WORK INSTRUCTIONS = Which lines of the data hold the word "Fusion"? Copy all of them.

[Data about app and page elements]
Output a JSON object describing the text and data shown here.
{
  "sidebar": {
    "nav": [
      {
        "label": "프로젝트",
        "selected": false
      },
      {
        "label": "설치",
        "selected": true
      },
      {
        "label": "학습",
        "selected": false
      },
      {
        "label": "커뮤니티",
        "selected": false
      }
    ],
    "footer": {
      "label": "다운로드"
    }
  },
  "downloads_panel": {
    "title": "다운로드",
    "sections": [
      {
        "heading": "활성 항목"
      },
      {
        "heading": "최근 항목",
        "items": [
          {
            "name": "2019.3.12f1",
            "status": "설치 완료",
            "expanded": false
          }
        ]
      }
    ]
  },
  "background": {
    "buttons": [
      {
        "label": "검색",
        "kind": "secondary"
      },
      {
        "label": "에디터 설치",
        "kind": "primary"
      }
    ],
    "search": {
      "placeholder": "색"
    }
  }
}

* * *

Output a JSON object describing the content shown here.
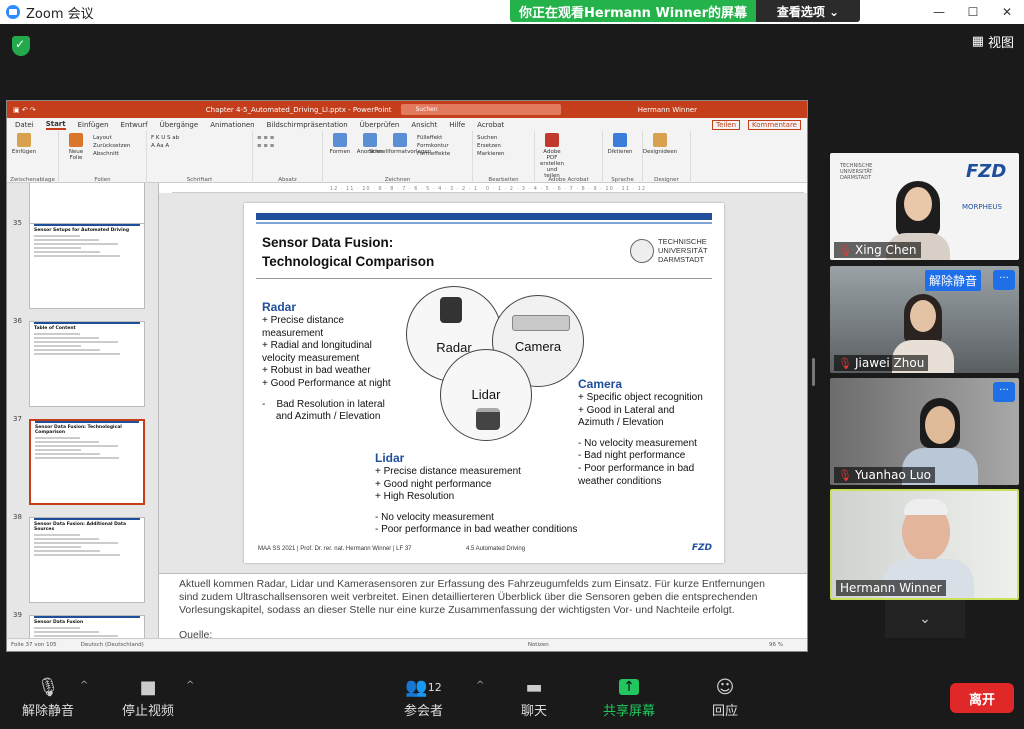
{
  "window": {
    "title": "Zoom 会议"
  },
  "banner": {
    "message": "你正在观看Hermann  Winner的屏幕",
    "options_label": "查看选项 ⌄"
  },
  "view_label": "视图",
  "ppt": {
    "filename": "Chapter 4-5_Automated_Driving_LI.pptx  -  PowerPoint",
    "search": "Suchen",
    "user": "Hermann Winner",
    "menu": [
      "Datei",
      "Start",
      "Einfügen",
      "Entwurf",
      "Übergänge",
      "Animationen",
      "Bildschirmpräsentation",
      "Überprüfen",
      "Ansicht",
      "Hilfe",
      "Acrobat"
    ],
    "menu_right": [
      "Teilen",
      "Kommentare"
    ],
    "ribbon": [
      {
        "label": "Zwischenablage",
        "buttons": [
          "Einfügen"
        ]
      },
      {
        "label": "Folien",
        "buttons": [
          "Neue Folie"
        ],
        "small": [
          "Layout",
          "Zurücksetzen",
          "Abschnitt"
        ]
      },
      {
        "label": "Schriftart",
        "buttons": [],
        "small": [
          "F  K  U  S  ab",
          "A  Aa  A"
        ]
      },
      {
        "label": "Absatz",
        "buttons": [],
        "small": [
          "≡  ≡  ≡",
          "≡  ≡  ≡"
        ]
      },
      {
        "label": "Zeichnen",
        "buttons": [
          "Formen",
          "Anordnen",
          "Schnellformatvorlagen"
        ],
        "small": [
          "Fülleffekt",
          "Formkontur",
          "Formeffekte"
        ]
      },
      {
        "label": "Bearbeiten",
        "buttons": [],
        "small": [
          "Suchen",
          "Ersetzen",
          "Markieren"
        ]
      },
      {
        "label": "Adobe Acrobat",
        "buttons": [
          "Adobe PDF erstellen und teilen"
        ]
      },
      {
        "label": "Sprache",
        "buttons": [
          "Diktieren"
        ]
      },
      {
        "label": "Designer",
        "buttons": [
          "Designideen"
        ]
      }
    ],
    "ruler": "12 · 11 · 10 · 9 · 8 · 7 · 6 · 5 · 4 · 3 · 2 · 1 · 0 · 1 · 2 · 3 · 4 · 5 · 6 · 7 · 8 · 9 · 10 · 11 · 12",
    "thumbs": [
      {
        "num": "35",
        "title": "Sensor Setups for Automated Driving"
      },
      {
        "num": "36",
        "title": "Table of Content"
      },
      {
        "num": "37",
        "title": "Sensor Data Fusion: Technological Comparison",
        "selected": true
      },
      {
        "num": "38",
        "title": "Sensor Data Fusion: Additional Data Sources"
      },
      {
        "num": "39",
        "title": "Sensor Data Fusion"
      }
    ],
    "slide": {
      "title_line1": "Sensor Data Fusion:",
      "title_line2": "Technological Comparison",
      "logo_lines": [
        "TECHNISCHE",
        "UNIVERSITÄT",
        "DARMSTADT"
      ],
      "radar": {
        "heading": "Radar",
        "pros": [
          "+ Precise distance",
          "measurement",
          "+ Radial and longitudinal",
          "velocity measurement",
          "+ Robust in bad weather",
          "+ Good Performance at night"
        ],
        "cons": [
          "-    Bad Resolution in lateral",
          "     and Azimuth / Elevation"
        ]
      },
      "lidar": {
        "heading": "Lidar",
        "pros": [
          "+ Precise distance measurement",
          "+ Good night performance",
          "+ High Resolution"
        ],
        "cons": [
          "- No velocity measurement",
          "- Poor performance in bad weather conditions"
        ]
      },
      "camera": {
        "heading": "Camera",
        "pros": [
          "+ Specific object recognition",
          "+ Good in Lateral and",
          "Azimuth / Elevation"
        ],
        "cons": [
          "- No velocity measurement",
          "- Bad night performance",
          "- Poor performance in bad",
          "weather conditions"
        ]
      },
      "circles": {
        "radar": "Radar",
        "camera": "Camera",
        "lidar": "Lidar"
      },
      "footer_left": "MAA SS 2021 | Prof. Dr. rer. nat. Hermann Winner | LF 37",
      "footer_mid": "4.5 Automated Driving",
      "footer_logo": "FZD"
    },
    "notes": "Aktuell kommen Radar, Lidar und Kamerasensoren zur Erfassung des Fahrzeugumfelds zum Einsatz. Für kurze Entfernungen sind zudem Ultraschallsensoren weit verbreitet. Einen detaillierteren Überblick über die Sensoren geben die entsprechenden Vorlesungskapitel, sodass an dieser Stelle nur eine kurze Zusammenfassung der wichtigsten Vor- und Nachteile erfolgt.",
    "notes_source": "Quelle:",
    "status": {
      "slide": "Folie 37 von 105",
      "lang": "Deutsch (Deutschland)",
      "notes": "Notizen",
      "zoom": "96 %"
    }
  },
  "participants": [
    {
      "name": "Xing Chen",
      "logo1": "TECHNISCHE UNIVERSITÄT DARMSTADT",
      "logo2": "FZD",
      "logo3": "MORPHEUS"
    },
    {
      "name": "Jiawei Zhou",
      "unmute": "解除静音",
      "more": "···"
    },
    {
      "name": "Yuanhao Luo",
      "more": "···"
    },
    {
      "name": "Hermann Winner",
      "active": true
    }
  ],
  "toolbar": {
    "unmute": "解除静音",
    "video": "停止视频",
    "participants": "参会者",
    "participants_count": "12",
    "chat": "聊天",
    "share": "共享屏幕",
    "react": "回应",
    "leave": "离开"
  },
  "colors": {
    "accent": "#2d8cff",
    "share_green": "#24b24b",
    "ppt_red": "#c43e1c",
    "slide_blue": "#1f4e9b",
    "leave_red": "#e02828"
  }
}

RESPONSE TO THE TASK =
        "title": "Sensor Data Fusion: Technological Comparison",
        "title": "Sensor Data Fusion: Additional Data Sources"
        "title": "Sensor Data Fusion"
      "title_line1": "Sensor Data Fusion:",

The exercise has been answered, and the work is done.